=== Begin Enclosure ===
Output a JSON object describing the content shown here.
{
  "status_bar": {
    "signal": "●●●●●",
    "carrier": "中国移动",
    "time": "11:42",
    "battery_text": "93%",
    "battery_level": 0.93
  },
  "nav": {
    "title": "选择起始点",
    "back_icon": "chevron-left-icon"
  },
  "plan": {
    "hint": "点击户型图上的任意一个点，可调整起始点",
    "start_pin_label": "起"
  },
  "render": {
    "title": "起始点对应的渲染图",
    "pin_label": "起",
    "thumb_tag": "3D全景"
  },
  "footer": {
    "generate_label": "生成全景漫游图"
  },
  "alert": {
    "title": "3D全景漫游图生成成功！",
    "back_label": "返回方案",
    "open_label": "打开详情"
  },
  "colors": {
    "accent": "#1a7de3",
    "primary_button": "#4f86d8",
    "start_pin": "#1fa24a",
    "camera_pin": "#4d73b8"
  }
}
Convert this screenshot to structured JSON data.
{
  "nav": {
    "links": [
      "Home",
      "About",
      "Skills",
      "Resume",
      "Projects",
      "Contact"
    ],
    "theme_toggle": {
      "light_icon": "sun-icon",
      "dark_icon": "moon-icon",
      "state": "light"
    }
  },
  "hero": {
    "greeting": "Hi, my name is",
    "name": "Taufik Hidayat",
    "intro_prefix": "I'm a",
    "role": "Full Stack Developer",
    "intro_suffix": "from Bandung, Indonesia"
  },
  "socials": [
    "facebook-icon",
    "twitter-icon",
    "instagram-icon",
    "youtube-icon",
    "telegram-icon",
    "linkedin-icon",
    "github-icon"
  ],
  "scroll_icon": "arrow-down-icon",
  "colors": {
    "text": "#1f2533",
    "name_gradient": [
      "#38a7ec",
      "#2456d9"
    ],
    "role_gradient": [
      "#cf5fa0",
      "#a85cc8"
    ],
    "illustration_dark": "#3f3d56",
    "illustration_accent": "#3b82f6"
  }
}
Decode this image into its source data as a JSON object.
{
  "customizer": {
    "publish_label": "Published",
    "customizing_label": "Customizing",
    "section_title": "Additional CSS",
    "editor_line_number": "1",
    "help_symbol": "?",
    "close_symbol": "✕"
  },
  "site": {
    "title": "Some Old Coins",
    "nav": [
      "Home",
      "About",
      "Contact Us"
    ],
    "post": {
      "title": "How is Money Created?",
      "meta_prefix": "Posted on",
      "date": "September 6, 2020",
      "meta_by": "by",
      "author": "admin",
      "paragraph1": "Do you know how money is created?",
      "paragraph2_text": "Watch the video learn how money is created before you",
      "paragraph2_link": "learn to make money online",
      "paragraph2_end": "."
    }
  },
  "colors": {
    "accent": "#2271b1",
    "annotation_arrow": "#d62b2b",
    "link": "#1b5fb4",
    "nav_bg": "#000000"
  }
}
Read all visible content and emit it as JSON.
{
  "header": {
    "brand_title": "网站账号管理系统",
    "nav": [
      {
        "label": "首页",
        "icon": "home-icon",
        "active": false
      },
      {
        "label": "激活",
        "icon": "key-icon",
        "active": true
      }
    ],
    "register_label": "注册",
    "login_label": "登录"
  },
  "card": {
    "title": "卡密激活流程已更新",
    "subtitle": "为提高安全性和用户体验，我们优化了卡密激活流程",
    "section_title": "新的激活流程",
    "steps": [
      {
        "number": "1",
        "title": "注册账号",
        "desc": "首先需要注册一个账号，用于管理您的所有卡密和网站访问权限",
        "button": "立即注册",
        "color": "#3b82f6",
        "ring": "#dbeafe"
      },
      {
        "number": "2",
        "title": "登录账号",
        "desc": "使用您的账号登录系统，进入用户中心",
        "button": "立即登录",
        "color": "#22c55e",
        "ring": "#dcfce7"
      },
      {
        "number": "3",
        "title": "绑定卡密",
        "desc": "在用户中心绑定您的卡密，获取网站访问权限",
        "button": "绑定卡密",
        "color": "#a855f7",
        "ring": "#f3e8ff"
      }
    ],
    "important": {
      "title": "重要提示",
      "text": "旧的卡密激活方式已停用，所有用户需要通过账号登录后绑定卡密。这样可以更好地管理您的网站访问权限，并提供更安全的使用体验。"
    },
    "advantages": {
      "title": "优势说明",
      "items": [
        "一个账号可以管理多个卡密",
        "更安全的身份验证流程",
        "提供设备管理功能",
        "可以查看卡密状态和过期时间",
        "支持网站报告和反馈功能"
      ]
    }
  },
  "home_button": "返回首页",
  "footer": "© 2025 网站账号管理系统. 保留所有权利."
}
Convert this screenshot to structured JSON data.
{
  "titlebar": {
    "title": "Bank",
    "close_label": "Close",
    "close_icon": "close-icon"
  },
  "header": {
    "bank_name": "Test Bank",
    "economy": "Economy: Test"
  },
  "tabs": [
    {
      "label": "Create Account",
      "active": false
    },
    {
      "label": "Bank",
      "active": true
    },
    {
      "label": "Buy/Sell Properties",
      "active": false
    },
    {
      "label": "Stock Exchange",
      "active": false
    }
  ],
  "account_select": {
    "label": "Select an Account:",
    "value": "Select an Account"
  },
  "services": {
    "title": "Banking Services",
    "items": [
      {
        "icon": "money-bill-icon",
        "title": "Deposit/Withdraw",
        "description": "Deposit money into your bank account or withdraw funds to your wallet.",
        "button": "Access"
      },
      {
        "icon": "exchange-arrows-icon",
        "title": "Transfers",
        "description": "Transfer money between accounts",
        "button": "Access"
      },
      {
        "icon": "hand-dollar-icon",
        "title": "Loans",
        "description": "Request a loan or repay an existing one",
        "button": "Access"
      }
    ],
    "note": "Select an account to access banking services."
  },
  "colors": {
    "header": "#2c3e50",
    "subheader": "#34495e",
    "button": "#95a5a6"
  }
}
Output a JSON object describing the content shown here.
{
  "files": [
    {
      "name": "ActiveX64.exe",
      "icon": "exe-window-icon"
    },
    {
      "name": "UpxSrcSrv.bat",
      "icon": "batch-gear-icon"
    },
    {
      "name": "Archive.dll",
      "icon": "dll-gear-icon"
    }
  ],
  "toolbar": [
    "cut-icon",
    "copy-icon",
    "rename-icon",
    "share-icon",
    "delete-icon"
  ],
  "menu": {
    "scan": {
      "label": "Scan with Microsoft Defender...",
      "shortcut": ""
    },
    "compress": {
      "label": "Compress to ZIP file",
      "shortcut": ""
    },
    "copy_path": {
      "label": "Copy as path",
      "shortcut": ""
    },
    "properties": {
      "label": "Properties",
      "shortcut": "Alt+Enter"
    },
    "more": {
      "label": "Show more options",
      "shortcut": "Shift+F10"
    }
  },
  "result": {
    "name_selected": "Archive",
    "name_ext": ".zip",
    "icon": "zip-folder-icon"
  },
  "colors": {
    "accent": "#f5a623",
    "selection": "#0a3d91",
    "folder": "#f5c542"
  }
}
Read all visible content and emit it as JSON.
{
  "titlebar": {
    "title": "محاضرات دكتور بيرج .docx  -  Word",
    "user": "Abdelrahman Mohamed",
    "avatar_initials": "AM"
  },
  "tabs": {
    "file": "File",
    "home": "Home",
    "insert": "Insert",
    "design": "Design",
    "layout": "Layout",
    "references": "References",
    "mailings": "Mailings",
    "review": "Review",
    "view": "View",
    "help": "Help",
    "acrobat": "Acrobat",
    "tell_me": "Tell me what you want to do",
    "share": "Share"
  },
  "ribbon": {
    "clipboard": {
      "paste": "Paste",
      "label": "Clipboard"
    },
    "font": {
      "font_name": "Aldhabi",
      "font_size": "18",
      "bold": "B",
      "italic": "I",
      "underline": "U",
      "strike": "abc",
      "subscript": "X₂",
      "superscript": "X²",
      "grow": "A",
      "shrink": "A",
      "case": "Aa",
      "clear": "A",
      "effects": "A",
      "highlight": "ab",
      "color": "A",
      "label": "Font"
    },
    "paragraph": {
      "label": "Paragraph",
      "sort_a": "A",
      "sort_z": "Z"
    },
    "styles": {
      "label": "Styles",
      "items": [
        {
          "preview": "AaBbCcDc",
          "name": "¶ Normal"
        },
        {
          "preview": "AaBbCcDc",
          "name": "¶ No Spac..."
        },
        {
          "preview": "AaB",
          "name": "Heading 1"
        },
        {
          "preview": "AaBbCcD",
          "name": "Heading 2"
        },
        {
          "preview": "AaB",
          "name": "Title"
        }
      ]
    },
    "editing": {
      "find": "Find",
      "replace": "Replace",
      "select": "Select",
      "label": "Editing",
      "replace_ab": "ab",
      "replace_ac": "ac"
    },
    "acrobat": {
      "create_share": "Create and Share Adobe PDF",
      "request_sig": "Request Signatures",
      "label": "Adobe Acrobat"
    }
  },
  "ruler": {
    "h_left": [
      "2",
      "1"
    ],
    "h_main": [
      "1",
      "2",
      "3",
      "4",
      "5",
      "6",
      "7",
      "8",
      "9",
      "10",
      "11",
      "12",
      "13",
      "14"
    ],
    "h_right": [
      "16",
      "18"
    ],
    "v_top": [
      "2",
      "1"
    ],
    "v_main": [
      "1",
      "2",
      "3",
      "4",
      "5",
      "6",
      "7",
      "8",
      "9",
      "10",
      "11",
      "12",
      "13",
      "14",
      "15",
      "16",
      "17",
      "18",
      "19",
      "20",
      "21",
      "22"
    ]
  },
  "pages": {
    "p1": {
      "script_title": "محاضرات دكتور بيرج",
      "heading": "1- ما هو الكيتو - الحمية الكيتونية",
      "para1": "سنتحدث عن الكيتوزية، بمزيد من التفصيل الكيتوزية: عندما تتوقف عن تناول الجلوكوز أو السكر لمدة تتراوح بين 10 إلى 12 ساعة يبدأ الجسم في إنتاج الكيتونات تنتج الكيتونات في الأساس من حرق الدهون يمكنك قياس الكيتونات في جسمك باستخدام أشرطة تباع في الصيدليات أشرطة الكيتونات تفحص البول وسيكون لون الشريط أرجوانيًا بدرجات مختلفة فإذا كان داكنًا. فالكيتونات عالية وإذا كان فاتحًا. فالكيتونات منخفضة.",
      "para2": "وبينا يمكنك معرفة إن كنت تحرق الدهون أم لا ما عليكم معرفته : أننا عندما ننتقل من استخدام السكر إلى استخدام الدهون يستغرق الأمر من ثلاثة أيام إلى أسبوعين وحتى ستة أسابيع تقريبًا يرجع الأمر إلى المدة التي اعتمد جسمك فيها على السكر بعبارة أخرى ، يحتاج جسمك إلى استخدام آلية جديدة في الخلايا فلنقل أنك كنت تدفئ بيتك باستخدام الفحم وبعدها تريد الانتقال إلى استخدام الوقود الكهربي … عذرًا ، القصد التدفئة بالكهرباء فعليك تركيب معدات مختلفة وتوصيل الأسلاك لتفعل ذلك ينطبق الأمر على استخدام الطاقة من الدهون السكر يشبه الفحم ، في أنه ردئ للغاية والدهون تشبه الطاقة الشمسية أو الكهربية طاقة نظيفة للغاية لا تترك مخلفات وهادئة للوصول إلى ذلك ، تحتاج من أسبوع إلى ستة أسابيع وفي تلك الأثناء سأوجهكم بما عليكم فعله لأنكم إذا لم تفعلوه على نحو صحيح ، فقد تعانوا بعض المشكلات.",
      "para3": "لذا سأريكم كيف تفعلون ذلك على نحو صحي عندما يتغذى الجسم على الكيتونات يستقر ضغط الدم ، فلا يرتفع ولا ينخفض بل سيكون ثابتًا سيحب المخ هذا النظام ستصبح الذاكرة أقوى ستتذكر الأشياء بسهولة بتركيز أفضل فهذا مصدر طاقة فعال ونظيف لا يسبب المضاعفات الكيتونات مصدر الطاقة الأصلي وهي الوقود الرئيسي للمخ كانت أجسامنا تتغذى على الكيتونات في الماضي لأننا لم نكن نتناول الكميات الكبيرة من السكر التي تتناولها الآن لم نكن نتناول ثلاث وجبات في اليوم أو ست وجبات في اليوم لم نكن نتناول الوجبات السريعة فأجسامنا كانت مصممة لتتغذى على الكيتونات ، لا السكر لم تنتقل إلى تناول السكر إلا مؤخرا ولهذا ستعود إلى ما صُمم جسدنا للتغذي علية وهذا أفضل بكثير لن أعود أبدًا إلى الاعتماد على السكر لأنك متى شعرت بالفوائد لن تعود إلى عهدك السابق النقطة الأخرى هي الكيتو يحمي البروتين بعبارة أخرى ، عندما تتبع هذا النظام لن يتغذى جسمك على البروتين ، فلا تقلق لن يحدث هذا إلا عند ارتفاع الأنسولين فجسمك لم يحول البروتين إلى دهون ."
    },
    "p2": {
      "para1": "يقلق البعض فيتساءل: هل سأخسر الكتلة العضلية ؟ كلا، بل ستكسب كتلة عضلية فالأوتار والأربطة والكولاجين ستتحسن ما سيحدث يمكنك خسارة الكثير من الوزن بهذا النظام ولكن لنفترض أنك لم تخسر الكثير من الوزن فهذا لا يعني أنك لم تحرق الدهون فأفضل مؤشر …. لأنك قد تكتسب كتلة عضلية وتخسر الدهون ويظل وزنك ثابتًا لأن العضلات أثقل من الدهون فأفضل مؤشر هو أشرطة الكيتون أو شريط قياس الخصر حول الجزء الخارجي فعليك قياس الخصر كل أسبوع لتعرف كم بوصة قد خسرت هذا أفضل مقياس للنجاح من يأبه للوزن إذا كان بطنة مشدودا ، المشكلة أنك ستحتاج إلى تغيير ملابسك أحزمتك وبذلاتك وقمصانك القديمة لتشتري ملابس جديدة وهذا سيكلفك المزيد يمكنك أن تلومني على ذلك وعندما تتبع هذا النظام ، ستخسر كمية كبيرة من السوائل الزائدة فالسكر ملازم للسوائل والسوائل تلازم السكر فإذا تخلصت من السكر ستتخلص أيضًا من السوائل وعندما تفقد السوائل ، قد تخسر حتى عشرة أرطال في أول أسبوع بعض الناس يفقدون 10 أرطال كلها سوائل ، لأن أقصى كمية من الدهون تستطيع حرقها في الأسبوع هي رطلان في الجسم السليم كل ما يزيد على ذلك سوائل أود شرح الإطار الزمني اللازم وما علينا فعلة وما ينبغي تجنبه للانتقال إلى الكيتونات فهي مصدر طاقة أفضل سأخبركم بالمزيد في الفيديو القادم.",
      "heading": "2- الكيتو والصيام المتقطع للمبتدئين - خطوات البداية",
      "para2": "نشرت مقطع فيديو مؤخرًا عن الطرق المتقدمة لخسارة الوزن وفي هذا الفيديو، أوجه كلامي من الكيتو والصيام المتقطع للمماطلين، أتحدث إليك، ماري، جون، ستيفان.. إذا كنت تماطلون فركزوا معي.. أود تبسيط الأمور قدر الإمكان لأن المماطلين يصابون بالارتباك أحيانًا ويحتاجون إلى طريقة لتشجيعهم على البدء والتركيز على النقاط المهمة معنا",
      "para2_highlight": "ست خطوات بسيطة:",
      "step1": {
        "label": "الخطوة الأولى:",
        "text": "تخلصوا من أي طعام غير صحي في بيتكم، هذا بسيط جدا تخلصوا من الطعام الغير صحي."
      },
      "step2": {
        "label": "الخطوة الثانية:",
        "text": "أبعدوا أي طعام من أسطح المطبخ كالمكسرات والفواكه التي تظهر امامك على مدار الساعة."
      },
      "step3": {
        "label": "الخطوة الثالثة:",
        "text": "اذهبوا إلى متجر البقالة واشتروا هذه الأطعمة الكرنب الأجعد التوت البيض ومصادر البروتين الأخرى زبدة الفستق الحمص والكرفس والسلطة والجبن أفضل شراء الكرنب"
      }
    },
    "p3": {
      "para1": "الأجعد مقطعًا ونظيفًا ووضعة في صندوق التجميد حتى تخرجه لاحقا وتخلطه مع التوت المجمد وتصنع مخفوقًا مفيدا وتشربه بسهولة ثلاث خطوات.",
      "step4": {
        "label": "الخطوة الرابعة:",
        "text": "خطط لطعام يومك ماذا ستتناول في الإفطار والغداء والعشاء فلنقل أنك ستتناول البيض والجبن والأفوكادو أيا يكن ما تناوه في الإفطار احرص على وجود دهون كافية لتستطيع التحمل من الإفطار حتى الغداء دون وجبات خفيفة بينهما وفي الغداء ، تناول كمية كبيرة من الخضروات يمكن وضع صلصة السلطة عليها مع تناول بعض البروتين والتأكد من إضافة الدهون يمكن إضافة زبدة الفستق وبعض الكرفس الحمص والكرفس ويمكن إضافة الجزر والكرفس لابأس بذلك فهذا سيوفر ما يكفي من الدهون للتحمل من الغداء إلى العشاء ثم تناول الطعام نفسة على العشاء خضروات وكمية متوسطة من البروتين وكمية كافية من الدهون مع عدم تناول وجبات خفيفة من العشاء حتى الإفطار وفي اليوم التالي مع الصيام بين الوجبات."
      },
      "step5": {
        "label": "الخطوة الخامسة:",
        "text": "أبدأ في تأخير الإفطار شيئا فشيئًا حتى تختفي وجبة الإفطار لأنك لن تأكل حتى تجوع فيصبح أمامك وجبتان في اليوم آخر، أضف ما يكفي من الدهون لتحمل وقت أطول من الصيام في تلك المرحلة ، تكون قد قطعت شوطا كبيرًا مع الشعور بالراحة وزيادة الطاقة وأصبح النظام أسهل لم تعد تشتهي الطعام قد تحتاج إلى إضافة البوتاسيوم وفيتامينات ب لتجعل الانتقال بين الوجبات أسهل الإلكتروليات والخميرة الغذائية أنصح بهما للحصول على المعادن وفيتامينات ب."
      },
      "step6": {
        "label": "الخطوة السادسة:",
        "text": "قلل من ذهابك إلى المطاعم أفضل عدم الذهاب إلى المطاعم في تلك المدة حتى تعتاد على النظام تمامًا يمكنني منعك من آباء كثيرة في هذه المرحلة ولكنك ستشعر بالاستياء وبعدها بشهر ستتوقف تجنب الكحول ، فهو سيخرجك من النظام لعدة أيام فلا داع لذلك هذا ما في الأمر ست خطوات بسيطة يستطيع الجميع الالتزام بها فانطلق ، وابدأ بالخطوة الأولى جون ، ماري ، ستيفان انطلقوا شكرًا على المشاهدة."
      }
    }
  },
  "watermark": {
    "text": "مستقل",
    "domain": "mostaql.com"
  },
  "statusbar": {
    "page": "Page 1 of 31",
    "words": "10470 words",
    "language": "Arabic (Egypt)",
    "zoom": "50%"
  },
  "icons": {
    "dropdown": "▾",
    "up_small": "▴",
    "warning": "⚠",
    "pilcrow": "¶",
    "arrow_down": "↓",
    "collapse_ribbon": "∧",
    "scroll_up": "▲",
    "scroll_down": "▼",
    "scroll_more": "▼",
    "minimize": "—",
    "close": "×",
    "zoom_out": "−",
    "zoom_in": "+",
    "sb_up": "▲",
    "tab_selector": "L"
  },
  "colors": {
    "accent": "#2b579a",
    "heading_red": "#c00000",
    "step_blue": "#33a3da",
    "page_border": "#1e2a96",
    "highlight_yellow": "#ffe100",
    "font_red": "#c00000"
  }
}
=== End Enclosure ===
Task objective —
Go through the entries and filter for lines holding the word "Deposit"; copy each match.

Response for this exercise —
        "title": "Deposit/Withdraw",
        "description": "Deposit money into your bank account or withdraw funds to your wallet.",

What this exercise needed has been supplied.